The Institute for Research on Poverty’s working conference on “Measuring the Role of Faith in Program Outcomes” was convened to begin to address gaps in knowledge about whether and why the faith factor might improve social service program outcomes. Support for the conference was provided by the Office of the Assistant Secretary for Planning and Evaluation, U.S. Department of Health and Human Services, and the Lynde and Harry Bradley Foundation. Faith-based providers, current evaluators of faith-based services, and other experienced evaluators in attendance all left with a better shared understanding and an articulation of the elements of FBO service delivery that require evaluation. In this brief summary of conference outcomes, Jennifer Noyes summarizes the key evaluation challenges identified: What are faith-based services? How does context influence the role of faith? How does faith intersect with service delivery? And how does the interaction of faith and service provision affect desired outcomes?

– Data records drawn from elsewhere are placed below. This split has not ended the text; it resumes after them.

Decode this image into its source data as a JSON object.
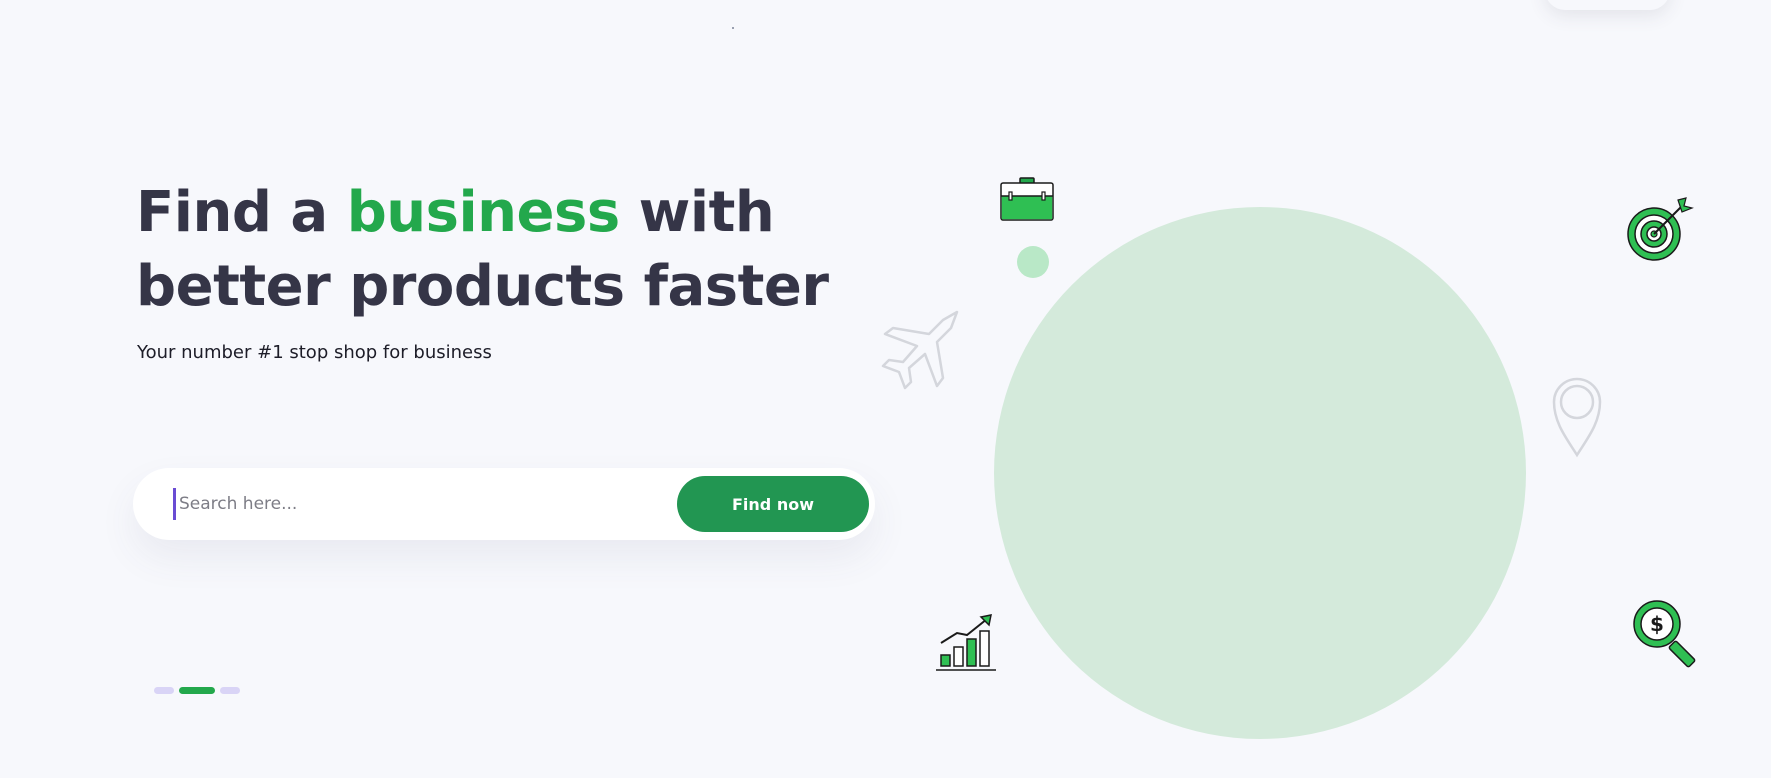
{
  "hero": {
    "title_part1": "Find a ",
    "title_accent": "business",
    "title_part2": " with better products faster",
    "subtitle": "Your number #1 stop shop for business"
  },
  "search": {
    "placeholder": "Search here...",
    "button_label": "Find now"
  },
  "slider": {
    "active_index": 1,
    "count": 3
  },
  "colors": {
    "accent": "#23a84c",
    "button": "#229652",
    "title": "#353547",
    "circle": "#d4eadb",
    "background": "#f7f8fc"
  },
  "icons": [
    "briefcase-icon",
    "target-icon",
    "airplane-icon",
    "location-pin-icon",
    "growth-chart-icon",
    "dollar-search-icon"
  ]
}
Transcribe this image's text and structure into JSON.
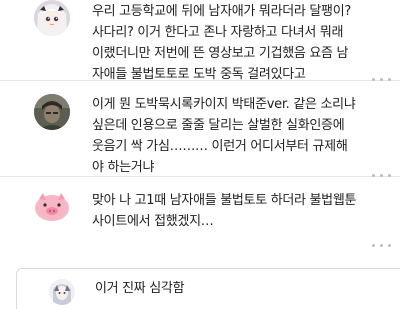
{
  "comments": [
    {
      "avatar": "anime-girl-avatar",
      "lines": [
        "우리 고등학교에 뒤에 남자애가 뭐라더라 달팽이?",
        "사다리? 이거 한다고 존나 자랑하고 다녀서 뭐래",
        "이랬더니만 저번에 뜬 영상보고 기겁했음 요즘 남",
        "자애들 불법토토로 도박 중독 걸려있다고"
      ]
    },
    {
      "avatar": "photo-avatar",
      "lines": [
        "이게 뭔 도박묵시록카이지 박태준ver. 같은 소리냐",
        "싶은데 인용으로 줄줄 달리는 살벌한 실화인증에",
        "웃음기 싹 가심……… 이런거 어디서부터 규제해",
        "야 하는거냐"
      ]
    },
    {
      "avatar": "pink-pig-avatar",
      "lines": [
        "맞아 나 고1때 남자애들 불법토토 하더라 불법웹툰",
        "사이트에서 접했겠지…"
      ]
    },
    {
      "avatar": "sketch-avatar",
      "lines": [
        "이거 진짜 심각함"
      ]
    }
  ]
}
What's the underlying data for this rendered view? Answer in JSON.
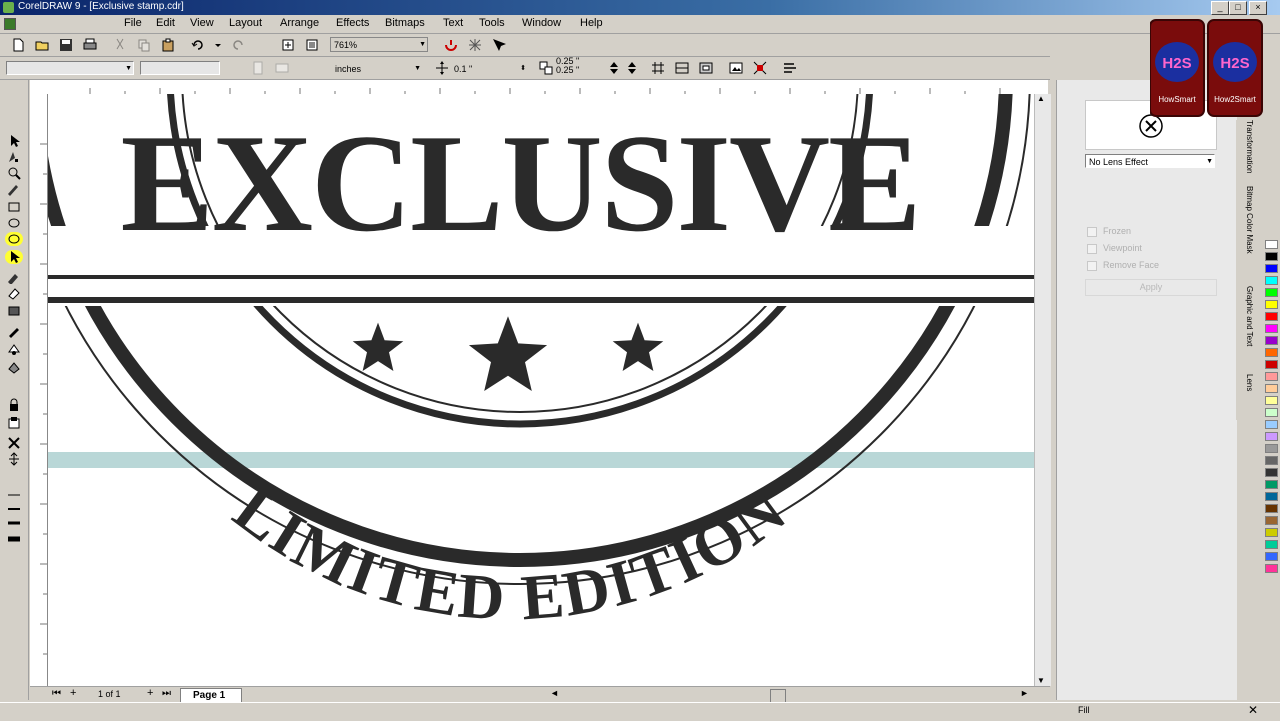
{
  "app": {
    "title": "CorelDRAW 9 - [Exclusive stamp.cdr]",
    "window_buttons": [
      "_",
      "□",
      "×"
    ]
  },
  "menu": {
    "items": [
      "File",
      "Edit",
      "View",
      "Layout",
      "Arrange",
      "Effects",
      "Bitmaps",
      "Text",
      "Tools",
      "Window",
      "Help"
    ]
  },
  "toolbar": {
    "zoom": "761%"
  },
  "properties": {
    "units": "inches",
    "nudge": "0.1 \"",
    "duplicate_x": "0.25 \"",
    "duplicate_y": "0.25 \""
  },
  "artwork": {
    "headline": "EXCLUSIVE",
    "arc_text": "LIMITED EDITION",
    "ink_color": "#2a2a2a",
    "accent_band": "#b9d7d7"
  },
  "lens_docker": {
    "effect": "No Lens Effect",
    "options": [
      "Frozen",
      "Viewpoint",
      "Remove Face"
    ],
    "apply_label": "Apply"
  },
  "docker_tabs": [
    "Transformation",
    "Bitmap Color Mask",
    "Graphic and Text",
    "Lens"
  ],
  "page_nav": {
    "counter": "1 of 1",
    "page_tab": "Page 1"
  },
  "status": {
    "fill_label": "Fill"
  },
  "watermark": {
    "text_left": "H2S",
    "text_right": "H2S",
    "sub_left": "HowSmart",
    "sub_right": "How2Smart"
  },
  "palette": [
    "#ffffff",
    "#000000",
    "#0000ff",
    "#00ffff",
    "#00ff00",
    "#ffff00",
    "#ff0000",
    "#ff00ff",
    "#9900cc",
    "#ff6600",
    "#cc0000",
    "#ff9999",
    "#ffcc99",
    "#ffff99",
    "#ccffcc",
    "#99ccff",
    "#cc99ff",
    "#999999",
    "#666666",
    "#333333",
    "#009966",
    "#006699",
    "#663300",
    "#996633",
    "#cccc00",
    "#00cc99",
    "#3366ff",
    "#ff3399"
  ]
}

Noyes concludes by noting the opportunities and directions for additional research in this arena that may be fruitful for learning the contribution of the faith factor in social service program delivery.


Economic Support, Means-Tested Programs